Sen. Elizabeth Warren (D-Mass.), an ardent supporter of abortion, is declaring war on crisis pregnancy centers.
Crisis pregnancy centers are pro-life clinics where women find help navigating pregnancy. CPCs offer counseling, financial and educational resources, and parenting help and even provide adoption referrals. Some CPCs are medical clinics that provide pregnancy-related health care.
Abortion advocates loathe CPCs because they help women find solutions to pregnancy that do not include abortion.
What did Warren say?
Speaking at a roundtable with abortion advocates last week, Warren outright lied about crisis pregnancy centers, claiming CPCs wish women "harm."
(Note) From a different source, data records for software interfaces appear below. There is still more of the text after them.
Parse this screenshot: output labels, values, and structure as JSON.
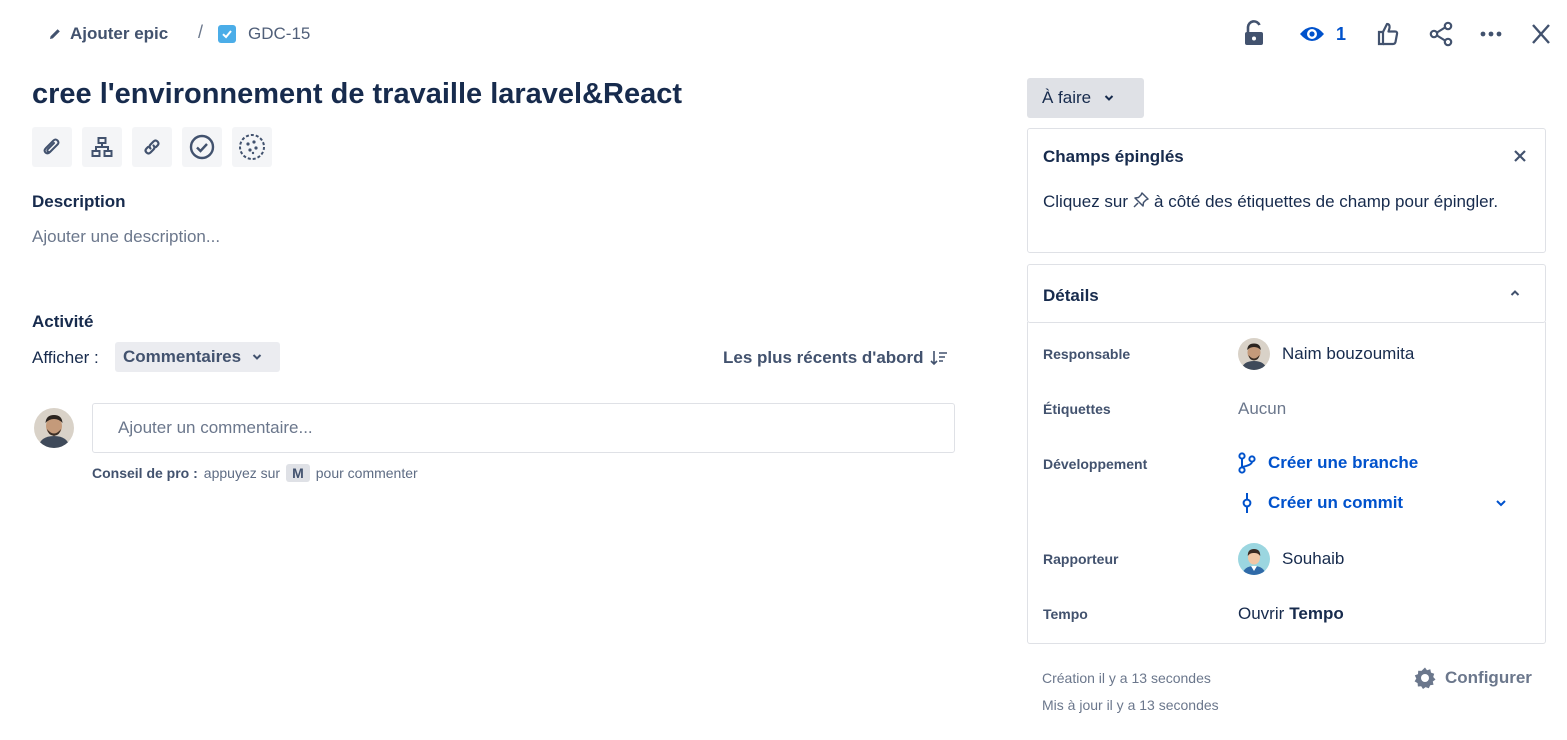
{
  "breadcrumb": {
    "epic_label": "Ajouter epic",
    "separator": "/",
    "issue_key": "GDC-15"
  },
  "header_actions": {
    "watchers_count": "1"
  },
  "issue": {
    "title": "cree l'environnement de travaille laravel&React"
  },
  "description": {
    "heading": "Description",
    "placeholder": "Ajouter une description..."
  },
  "activity": {
    "heading": "Activité",
    "show_label": "Afficher :",
    "show_value": "Commentaires",
    "sort_label": "Les plus récents d'abord",
    "comment_placeholder": "Ajouter un commentaire...",
    "pro_tip_label": "Conseil de pro :",
    "pro_tip_before": "appuyez sur",
    "pro_tip_key": "M",
    "pro_tip_after": "pour commenter"
  },
  "status": {
    "label": "À faire"
  },
  "pinned_fields": {
    "title": "Champs épinglés",
    "text_before": "Cliquez sur",
    "text_after": "à côté des étiquettes de champ pour épingler."
  },
  "details": {
    "title": "Détails",
    "assignee_label": "Responsable",
    "assignee_value": "Naim bouzoumita",
    "labels_label": "Étiquettes",
    "labels_value": "Aucun",
    "development_label": "Développement",
    "create_branch": "Créer une branche",
    "create_commit": "Créer un commit",
    "reporter_label": "Rapporteur",
    "reporter_value": "Souhaib",
    "tempo_label": "Tempo",
    "tempo_open": "Ouvrir",
    "tempo_name": "Tempo"
  },
  "footer": {
    "created": "Création il y a 13 secondes",
    "updated": "Mis à jour il y a 13 secondes",
    "configure": "Configurer"
  },
  "colors": {
    "text": "#172b4d",
    "link": "#0052cc",
    "muted": "#6b778c",
    "status_bg": "#dfe1e6",
    "issue_type": "#4bade8"
  }
}
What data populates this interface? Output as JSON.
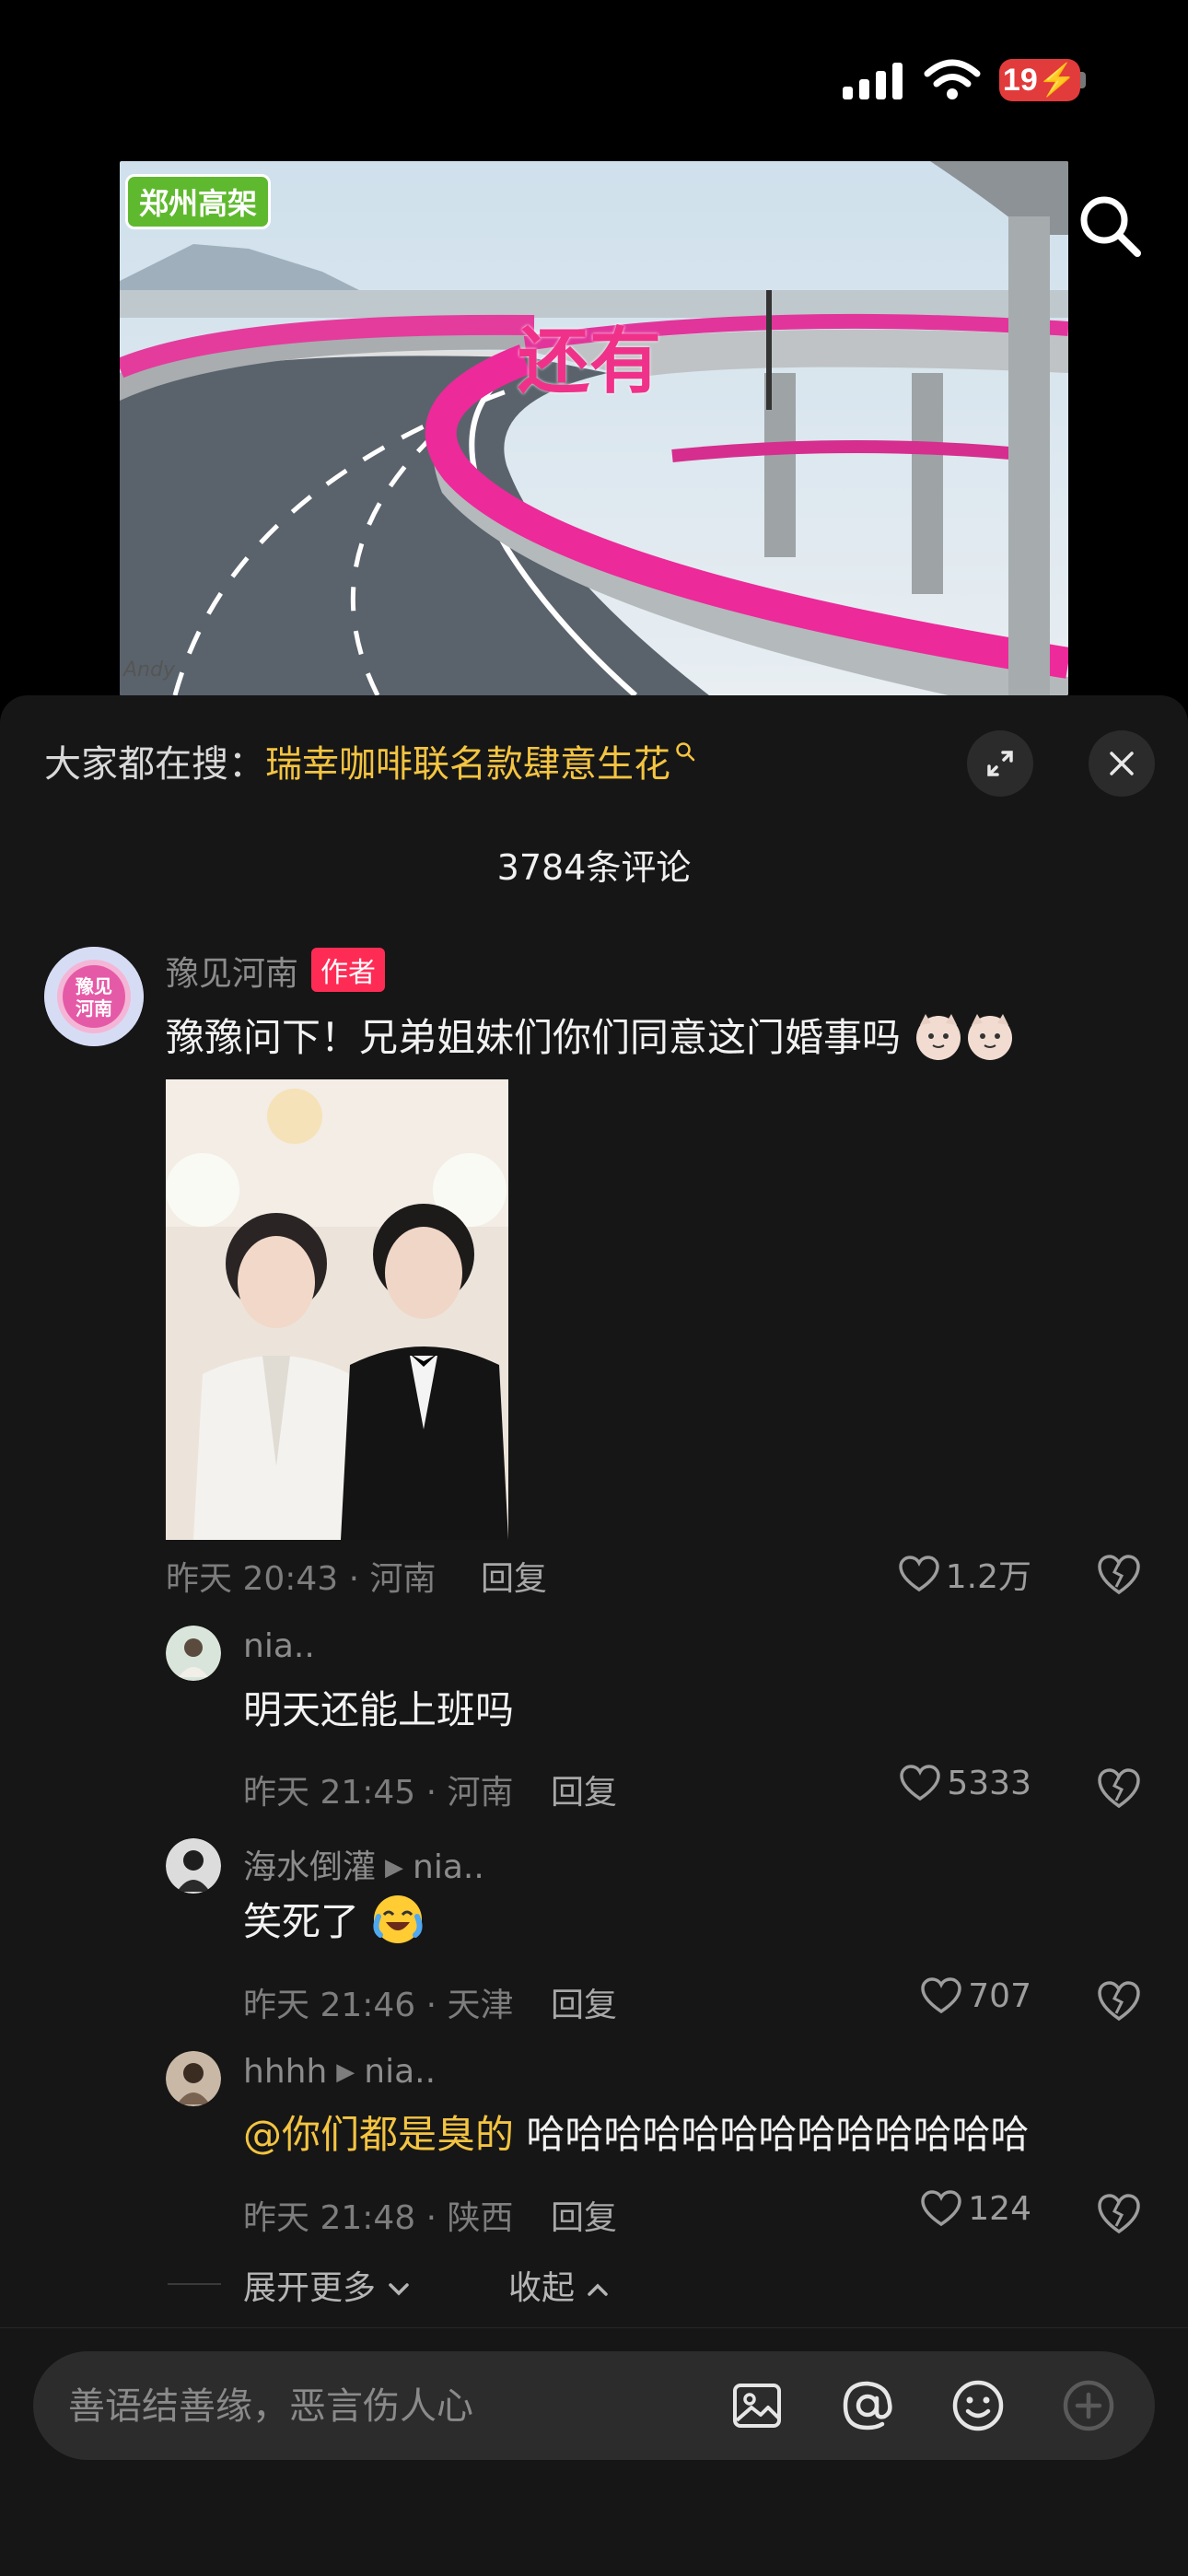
{
  "status_bar": {
    "battery": "19"
  },
  "video": {
    "watermark_logo": "郑州高架",
    "overlay_text": "还有",
    "corner_mark": "Andy"
  },
  "sheet": {
    "hot_search_prefix": "大家都在搜：",
    "hot_search_keyword": "瑞幸咖啡联名款肆意生花",
    "comment_count": "3784条评论"
  },
  "comments": [
    {
      "user": "豫见河南",
      "avatar_text": "豫见河南",
      "tag": "作者",
      "text": "豫豫问下！兄弟姐妹们你们同意这门婚事吗",
      "meta": "昨天 20:43 · 河南",
      "reply_label": "回复",
      "likes": "1.2万"
    },
    {
      "user": "nia..",
      "text": "明天还能上班吗",
      "meta": "昨天 21:45 · 河南",
      "reply_label": "回复",
      "likes": "5333"
    },
    {
      "user": "海水倒灌",
      "reply_to": "nia..",
      "text": "笑死了",
      "meta": "昨天 21:46 · 天津",
      "reply_label": "回复",
      "likes": "707"
    },
    {
      "user": "hhhh",
      "reply_to": "nia..",
      "mention": "@你们都是臭的",
      "text": "哈哈哈哈哈哈哈哈哈哈哈哈哈",
      "meta": "昨天 21:48 · 陕西",
      "reply_label": "回复",
      "likes": "124"
    }
  ],
  "thread_controls": {
    "expand_more": "展开更多",
    "collapse": "收起"
  },
  "input": {
    "placeholder": "善语结善缘，恶言伤人心"
  },
  "colors": {
    "accent_yellow": "#f4c441",
    "author_tag": "#fe2c55",
    "sheet_bg": "#161616"
  }
}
"Here in Massachusetts, these so-called crisis pregnancy centers outnumber genuine abortion clinics by 3 to 1," Warren said, WCVP-TV reported. "They are giving it over to people who wish them harm. And that has to stop. We need to put a stop to that in Massachusetts right now."
The harm, according to Warren, is receiving care that may not end in abortion.
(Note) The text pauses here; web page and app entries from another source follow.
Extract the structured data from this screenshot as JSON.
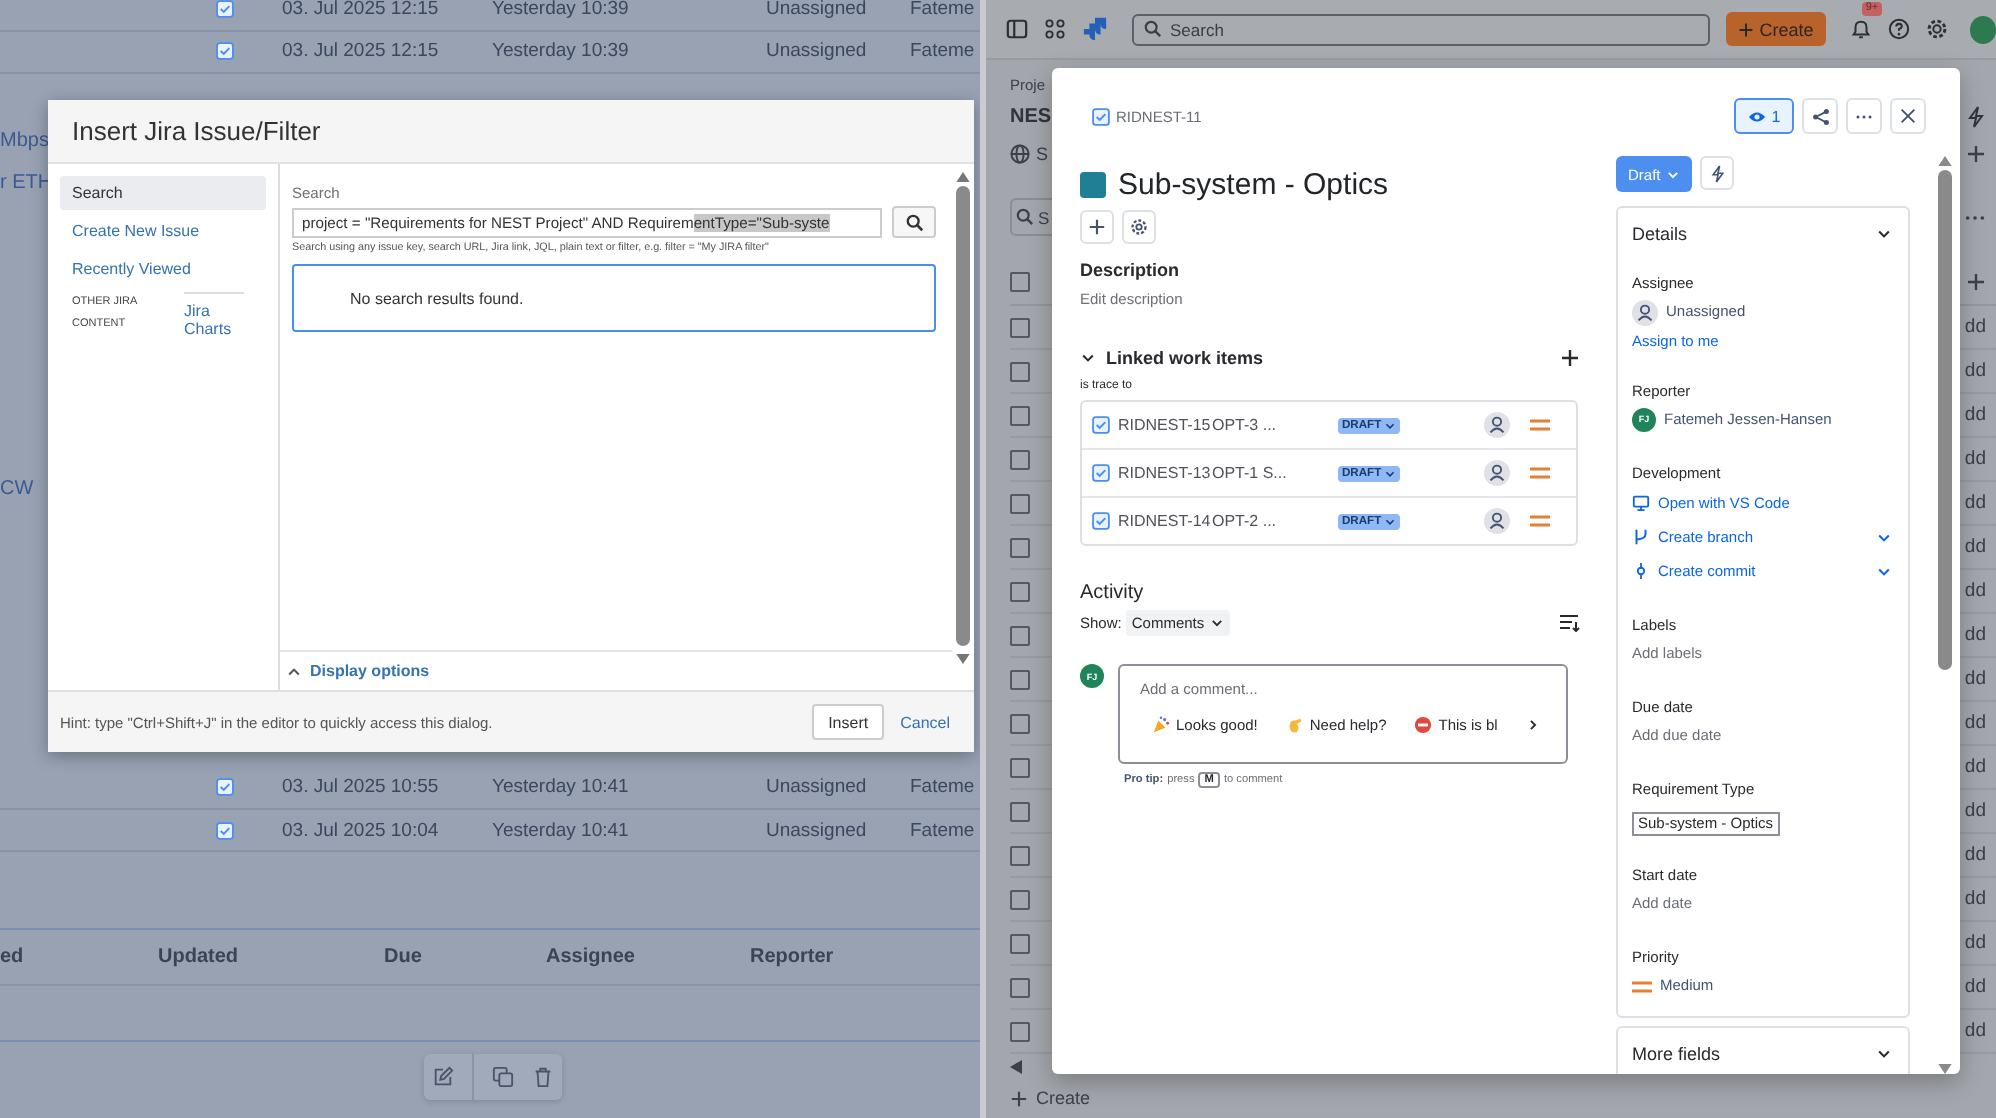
{
  "confluence_page": {
    "rows_above_dialog": [
      {
        "created": "03. Jul 2025 12:15",
        "updated": "Yesterday 10:39",
        "assignee": "Unassigned",
        "reporter": "Fateme"
      },
      {
        "created": "03. Jul 2025 12:15",
        "updated": "Yesterday 10:39",
        "assignee": "Unassigned",
        "reporter": "Fateme"
      }
    ],
    "link_fragments": [
      "Mbps",
      "r ETH",
      "CW"
    ],
    "rows_below_dialog": [
      {
        "created": "03. Jul 2025 10:55",
        "updated": "Yesterday 10:41",
        "assignee": "Unassigned",
        "reporter": "Fateme"
      },
      {
        "created": "03. Jul 2025 10:04",
        "updated": "Yesterday 10:41",
        "assignee": "Unassigned",
        "reporter": "Fateme"
      }
    ],
    "columns": [
      "ed",
      "Updated",
      "Due",
      "Assignee",
      "Reporter"
    ]
  },
  "insert_dialog": {
    "title": "Insert Jira Issue/Filter",
    "nav": [
      {
        "label": "Search",
        "selected": true
      },
      {
        "label": "Create New Issue",
        "selected": false
      },
      {
        "label": "Recently Viewed",
        "selected": false
      }
    ],
    "other_heading": "OTHER JIRA CONTENT",
    "other_links": [
      "Jira Charts"
    ],
    "search_label": "Search",
    "search_value": "project = \"Requirements for NEST Project\" AND Requirem",
    "search_selected_value": "entType=\"Sub-syste",
    "search_hint": "Search using any issue key, search URL, Jira link, JQL, plain text or filter, e.g. filter = \"My JIRA filter\"",
    "results_message": "No search results found.",
    "display_options": "Display options",
    "hint": "Hint: type \"Ctrl+Shift+J\" in the editor to quickly access this dialog.",
    "buttons": [
      {
        "label": "Insert",
        "kind": "button"
      },
      {
        "label": "Cancel",
        "kind": "link"
      }
    ]
  },
  "jira": {
    "search_placeholder": "Search",
    "create": "Create",
    "notification_badge": "9+",
    "breadcrumb": "Proje",
    "project": "NES",
    "tab": "S",
    "filter_field": "S",
    "select_all_checked": false,
    "rows": [
      {
        "action": "dd",
        "checked": false
      },
      {
        "action": "dd",
        "checked": false
      },
      {
        "action": "dd",
        "checked": false
      },
      {
        "action": "dd",
        "checked": false
      },
      {
        "action": "dd",
        "checked": false
      },
      {
        "action": "dd",
        "checked": false
      },
      {
        "action": "dd",
        "checked": false
      },
      {
        "action": "dd",
        "checked": false
      },
      {
        "action": "dd",
        "checked": false
      },
      {
        "action": "dd",
        "checked": false
      },
      {
        "action": "dd",
        "checked": false
      },
      {
        "action": "dd",
        "checked": false
      },
      {
        "action": "dd",
        "checked": false
      },
      {
        "action": "dd",
        "checked": false
      },
      {
        "action": "dd",
        "checked": false
      },
      {
        "action": "dd",
        "checked": false
      },
      {
        "action": "dd",
        "checked": false
      }
    ],
    "footer_create": "Create",
    "issue": {
      "key": "RIDNEST-11",
      "watchers": "1",
      "title": "Sub-system - Optics",
      "status": "Draft",
      "description_heading": "Description",
      "description_placeholder": "Edit description",
      "linked_heading": "Linked work items",
      "link_type": "is trace to",
      "linked_items": [
        {
          "key": "RIDNEST-15",
          "summary": "OPT-3 ...",
          "status": "DRAFT"
        },
        {
          "key": "RIDNEST-13",
          "summary": "OPT-1 S...",
          "status": "DRAFT"
        },
        {
          "key": "RIDNEST-14",
          "summary": "OPT-2 ...",
          "status": "DRAFT"
        }
      ],
      "activity_heading": "Activity",
      "show_label": "Show:",
      "show_filter": "Comments",
      "comment_avatar": "FJ",
      "comment_placeholder": "Add a comment...",
      "quick_replies": [
        {
          "label": "Looks good!",
          "kind": "celebrate"
        },
        {
          "label": "Need help?",
          "kind": "help"
        },
        {
          "label": "This is bl",
          "kind": "blocked"
        }
      ],
      "pro_tip": {
        "label": "Pro tip:",
        "before": "press",
        "key": "M",
        "after": "to comment"
      },
      "details_heading": "Details",
      "fields": [
        {
          "label": "Assignee",
          "kind": "assignee",
          "value": "Unassigned",
          "action": "Assign to me"
        },
        {
          "label": "Reporter",
          "kind": "user",
          "value": "Fatemeh Jessen-Hansen",
          "initials": "FJ"
        },
        {
          "label": "Development",
          "kind": "links",
          "links": [
            {
              "label": "Open with VS Code",
              "kind": "editor",
              "has_menu": false
            },
            {
              "label": "Create branch",
              "kind": "branch",
              "has_menu": true
            },
            {
              "label": "Create commit",
              "kind": "commit",
              "has_menu": true
            }
          ]
        },
        {
          "label": "Labels",
          "kind": "empty",
          "value": "Add labels"
        },
        {
          "label": "Due date",
          "kind": "empty",
          "value": "Add due date"
        },
        {
          "label": "Requirement Type",
          "kind": "tag",
          "value": "Sub-system - Optics"
        },
        {
          "label": "Start date",
          "kind": "empty",
          "value": "Add date"
        },
        {
          "label": "Priority",
          "kind": "priority",
          "value": "Medium"
        }
      ],
      "more_fields": "More fields"
    }
  }
}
She claimed CPCs deploy a "bait-and-switch" approach in which pregnant women go to CPCs seeking abortions, but are eventually persuaded against terminating their unborn children, WCVP reported.
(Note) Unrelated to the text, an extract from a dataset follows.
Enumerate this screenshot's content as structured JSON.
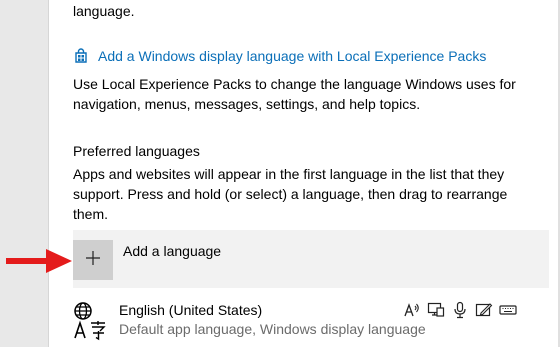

Last month, one day before the Supreme Court overturned Roe v. Wade, Warren introduced legislation with other Democratic lawmakers to "to crack down" on "disinformation" from CPCs.
The alleged disinformation is related to how many CPCs encourage women not to abort their unborn children.
"This bill directs the Federal Trade Commission (FTC) to issue rules to prohibit deceptive or misleading advertising related to the provision of abortion services," Warren explained in a press release. "The bill also authorizes the FTC to enforce these rules and collect penalties from organizations in violation."
In promoting the bill, Warren suggested there needs to be a "crackdown" on CPCs.
What is the hypocrisy?
Editors of National Review published an essay on Thursday highlighting the hypocritical nature of Warren's stance.
Abortion supporters often claim that they’re “pro-choice,” not “pro-abortion,” a claim that regularly collides with their actual policies. When government policy is bent relentlessly to favor abortion, supporting a woman’s “right to choose” abortion isn’t distinct in any meaningful way from supporting abortion itself.
But abortion supporters reveal how shallow their “pro-choice” ideology is when they oppose helping pregnant mothers make, or even learn about, any choice other than abortion.
Opposition to CPCs from pro-abortion advocates makes sense: They actually work.
According to the Charlotte Lozier Institute, pro-life CPCs helped save more than 828,000 lives between 2016 and 2020, and millions of others since the first center opened more than 50 years ago.